What the task asks - Reproduce each line below with no alterations.

Excerpts from an interface dataset:

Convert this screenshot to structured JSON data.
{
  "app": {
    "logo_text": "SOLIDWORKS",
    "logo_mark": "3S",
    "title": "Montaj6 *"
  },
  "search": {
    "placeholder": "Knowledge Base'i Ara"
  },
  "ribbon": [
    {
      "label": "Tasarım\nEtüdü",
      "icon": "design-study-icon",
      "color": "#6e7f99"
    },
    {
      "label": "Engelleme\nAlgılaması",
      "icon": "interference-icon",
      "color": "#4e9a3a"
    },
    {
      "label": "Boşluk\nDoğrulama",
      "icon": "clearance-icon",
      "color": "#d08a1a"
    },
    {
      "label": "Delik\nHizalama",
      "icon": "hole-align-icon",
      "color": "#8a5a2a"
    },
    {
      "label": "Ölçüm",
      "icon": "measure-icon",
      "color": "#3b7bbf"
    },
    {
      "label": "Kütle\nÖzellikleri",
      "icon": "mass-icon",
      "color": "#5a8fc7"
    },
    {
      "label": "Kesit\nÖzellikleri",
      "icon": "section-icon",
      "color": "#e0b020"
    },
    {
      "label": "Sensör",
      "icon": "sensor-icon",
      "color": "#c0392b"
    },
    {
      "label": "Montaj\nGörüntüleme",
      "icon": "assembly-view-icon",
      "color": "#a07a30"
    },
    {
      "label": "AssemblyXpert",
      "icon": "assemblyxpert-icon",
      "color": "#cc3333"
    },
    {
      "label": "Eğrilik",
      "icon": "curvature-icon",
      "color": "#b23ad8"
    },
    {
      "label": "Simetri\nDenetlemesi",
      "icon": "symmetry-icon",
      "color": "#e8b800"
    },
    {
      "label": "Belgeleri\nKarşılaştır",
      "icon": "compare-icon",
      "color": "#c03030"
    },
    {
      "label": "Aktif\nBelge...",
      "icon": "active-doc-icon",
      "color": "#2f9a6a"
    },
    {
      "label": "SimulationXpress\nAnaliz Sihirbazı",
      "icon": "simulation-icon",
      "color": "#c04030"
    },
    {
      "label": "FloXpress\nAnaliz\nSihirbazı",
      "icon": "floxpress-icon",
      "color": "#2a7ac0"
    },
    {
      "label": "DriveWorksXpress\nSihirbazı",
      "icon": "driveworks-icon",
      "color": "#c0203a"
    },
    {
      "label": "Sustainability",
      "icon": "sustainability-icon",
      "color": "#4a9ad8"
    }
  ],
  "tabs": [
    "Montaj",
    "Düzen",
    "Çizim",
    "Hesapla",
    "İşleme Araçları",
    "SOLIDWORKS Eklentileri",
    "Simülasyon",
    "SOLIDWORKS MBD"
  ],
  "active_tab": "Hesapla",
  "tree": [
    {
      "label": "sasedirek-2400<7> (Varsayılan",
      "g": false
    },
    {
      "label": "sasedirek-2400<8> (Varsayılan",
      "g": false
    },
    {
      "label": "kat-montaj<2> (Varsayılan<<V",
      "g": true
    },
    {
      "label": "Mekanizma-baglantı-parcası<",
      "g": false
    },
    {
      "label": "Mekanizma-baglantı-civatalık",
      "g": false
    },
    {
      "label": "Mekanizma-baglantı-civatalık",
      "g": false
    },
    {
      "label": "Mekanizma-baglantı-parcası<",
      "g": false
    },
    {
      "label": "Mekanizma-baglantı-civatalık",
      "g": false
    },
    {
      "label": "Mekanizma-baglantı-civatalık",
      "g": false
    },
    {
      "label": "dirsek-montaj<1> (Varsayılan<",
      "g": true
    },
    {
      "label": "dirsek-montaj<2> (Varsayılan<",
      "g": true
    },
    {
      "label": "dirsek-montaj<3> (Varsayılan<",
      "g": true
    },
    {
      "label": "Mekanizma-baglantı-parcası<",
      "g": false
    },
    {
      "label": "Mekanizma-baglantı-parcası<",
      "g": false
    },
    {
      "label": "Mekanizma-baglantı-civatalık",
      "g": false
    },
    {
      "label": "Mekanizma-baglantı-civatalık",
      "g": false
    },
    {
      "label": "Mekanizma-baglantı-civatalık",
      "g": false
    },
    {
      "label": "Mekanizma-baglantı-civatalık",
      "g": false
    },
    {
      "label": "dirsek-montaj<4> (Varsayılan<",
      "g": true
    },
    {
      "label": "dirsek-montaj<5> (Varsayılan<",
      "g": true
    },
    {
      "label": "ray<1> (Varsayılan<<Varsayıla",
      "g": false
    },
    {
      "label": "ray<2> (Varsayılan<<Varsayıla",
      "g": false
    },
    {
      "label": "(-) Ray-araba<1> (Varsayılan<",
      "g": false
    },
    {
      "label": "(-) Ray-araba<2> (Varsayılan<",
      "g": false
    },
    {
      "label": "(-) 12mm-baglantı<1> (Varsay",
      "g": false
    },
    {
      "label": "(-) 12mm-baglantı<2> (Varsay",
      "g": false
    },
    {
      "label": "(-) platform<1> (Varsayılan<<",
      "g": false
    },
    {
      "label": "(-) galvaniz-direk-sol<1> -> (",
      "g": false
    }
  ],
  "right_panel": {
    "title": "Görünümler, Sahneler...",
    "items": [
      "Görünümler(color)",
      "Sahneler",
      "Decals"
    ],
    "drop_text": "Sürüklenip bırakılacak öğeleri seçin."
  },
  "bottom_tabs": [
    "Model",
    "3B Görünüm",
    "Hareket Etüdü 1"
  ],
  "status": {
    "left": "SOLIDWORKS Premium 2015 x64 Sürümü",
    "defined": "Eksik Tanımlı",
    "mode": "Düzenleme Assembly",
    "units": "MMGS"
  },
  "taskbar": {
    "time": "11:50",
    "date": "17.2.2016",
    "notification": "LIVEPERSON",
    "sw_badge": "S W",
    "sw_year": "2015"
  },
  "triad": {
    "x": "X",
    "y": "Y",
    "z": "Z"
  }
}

Answer space -
Convert this screenshot to structured JSON data.
{
  "app": {
    "logo_text": "SOLIDWORKS",
    "logo_mark": "3S",
    "title": "Montaj6 *"
  },
  "search": {
    "placeholder": "Knowledge Base'i Ara"
  },
  "ribbon": [
    {
      "label": "Tasarım\nEtüdü",
      "icon": "design-study-icon",
      "color": "#6e7f99"
    },
    {
      "label": "Engelleme\nAlgılaması",
      "icon": "interference-icon",
      "color": "#4e9a3a"
    },
    {
      "label": "Boşluk\nDoğrulama",
      "icon": "clearance-icon",
      "color": "#d08a1a"
    },
    {
      "label": "Delik\nHizalama",
      "icon": "hole-align-icon",
      "color": "#8a5a2a"
    },
    {
      "label": "Ölçüm",
      "icon": "measure-icon",
      "color": "#3b7bbf"
    },
    {
      "label": "Kütle\nÖzellikleri",
      "icon": "mass-icon",
      "color": "#5a8fc7"
    },
    {
      "label": "Kesit\nÖzellikleri",
      "icon": "section-icon",
      "color": "#e0b020"
    },
    {
      "label": "Sensör",
      "icon": "sensor-icon",
      "color": "#c0392b"
    },
    {
      "label": "Montaj\nGörüntüleme",
      "icon": "assembly-view-icon",
      "color": "#a07a30"
    },
    {
      "label": "AssemblyXpert",
      "icon": "assemblyxpert-icon",
      "color": "#cc3333"
    },
    {
      "label": "Eğrilik",
      "icon": "curvature-icon",
      "color": "#b23ad8"
    },
    {
      "label": "Simetri\nDenetlemesi",
      "icon": "symmetry-icon",
      "color": "#e8b800"
    },
    {
      "label": "Belgeleri\nKarşılaştır",
      "icon": "compare-icon",
      "color": "#c03030"
    },
    {
      "label": "Aktif\nBelge...",
      "icon": "active-doc-icon",
      "color": "#2f9a6a"
    },
    {
      "label": "SimulationXpress\nAnaliz Sihirbazı",
      "icon": "simulation-icon",
      "color": "#c04030"
    },
    {
      "label": "FloXpress\nAnaliz\nSihirbazı",
      "icon": "floxpress-icon",
      "color": "#2a7ac0"
    },
    {
      "label": "DriveWorksXpress\nSihirbazı",
      "icon": "driveworks-icon",
      "color": "#c0203a"
    },
    {
      "label": "Sustainability",
      "icon": "sustainability-icon",
      "color": "#4a9ad8"
    }
  ],
  "tabs": [
    "Montaj",
    "Düzen",
    "Çizim",
    "Hesapla",
    "İşleme Araçları",
    "SOLIDWORKS Eklentileri",
    "Simülasyon",
    "SOLIDWORKS MBD"
  ],
  "active_tab": "Hesapla",
  "tree": [
    {
      "label": "sasedirek-2400<7> (Varsayılan",
      "g": false
    },
    {
      "label": "sasedirek-2400<8> (Varsayılan",
      "g": false
    },
    {
      "label": "kat-montaj<2> (Varsayılan<<V",
      "g": true
    },
    {
      "label": "Mekanizma-baglantı-parcası<",
      "g": false
    },
    {
      "label": "Mekanizma-baglantı-civatalık",
      "g": false
    },
    {
      "label": "Mekanizma-baglantı-civatalık",
      "g": false
    },
    {
      "label": "Mekanizma-baglantı-parcası<",
      "g": false
    },
    {
      "label": "Mekanizma-baglantı-civatalık",
      "g": false
    },
    {
      "label": "Mekanizma-baglantı-civatalık",
      "g": false
    },
    {
      "label": "dirsek-montaj<1> (Varsayılan<",
      "g": true
    },
    {
      "label": "dirsek-montaj<2> (Varsayılan<",
      "g": true
    },
    {
      "label": "dirsek-montaj<3> (Varsayılan<",
      "g": true
    },
    {
      "label": "Mekanizma-baglantı-parcası<",
      "g": false
    },
    {
      "label": "Mekanizma-baglantı-parcası<",
      "g": false
    },
    {
      "label": "Mekanizma-baglantı-civatalık",
      "g": false
    },
    {
      "label": "Mekanizma-baglantı-civatalık",
      "g": false
    },
    {
      "label": "Mekanizma-baglantı-civatalık",
      "g": false
    },
    {
      "label": "Mekanizma-baglantı-civatalık",
      "g": false
    },
    {
      "label": "dirsek-montaj<4> (Varsayılan<",
      "g": true
    },
    {
      "label": "dirsek-montaj<5> (Varsayılan<",
      "g": true
    },
    {
      "label": "ray<1> (Varsayılan<<Varsayıla",
      "g": false
    },
    {
      "label": "ray<2> (Varsayılan<<Varsayıla",
      "g": false
    },
    {
      "label": "(-) Ray-araba<1> (Varsayılan<",
      "g": false
    },
    {
      "label": "(-) Ray-araba<2> (Varsayılan<",
      "g": false
    },
    {
      "label": "(-) 12mm-baglantı<1> (Varsay",
      "g": false
    },
    {
      "label": "(-) 12mm-baglantı<2> (Varsay",
      "g": false
    },
    {
      "label": "(-) platform<1> (Varsayılan<<",
      "g": false
    },
    {
      "label": "(-) galvaniz-direk-sol<1> -> (",
      "g": false
    }
  ],
  "right_panel": {
    "title": "Görünümler, Sahneler...",
    "items": [
      "Görünümler(color)",
      "Sahneler",
      "Decals"
    ],
    "drop_text": "Sürüklenip bırakılacak öğeleri seçin."
  },
  "bottom_tabs": [
    "Model",
    "3B Görünüm",
    "Hareket Etüdü 1"
  ],
  "status": {
    "left": "SOLIDWORKS Premium 2015 x64 Sürümü",
    "defined": "Eksik Tanımlı",
    "mode": "Düzenleme Assembly",
    "units": "MMGS"
  },
  "taskbar": {
    "time": "11:50",
    "date": "17.2.2016",
    "notification": "LIVEPERSON",
    "sw_badge": "S W",
    "sw_year": "2015"
  },
  "triad": {
    "x": "X",
    "y": "Y",
    "z": "Z"
  }
}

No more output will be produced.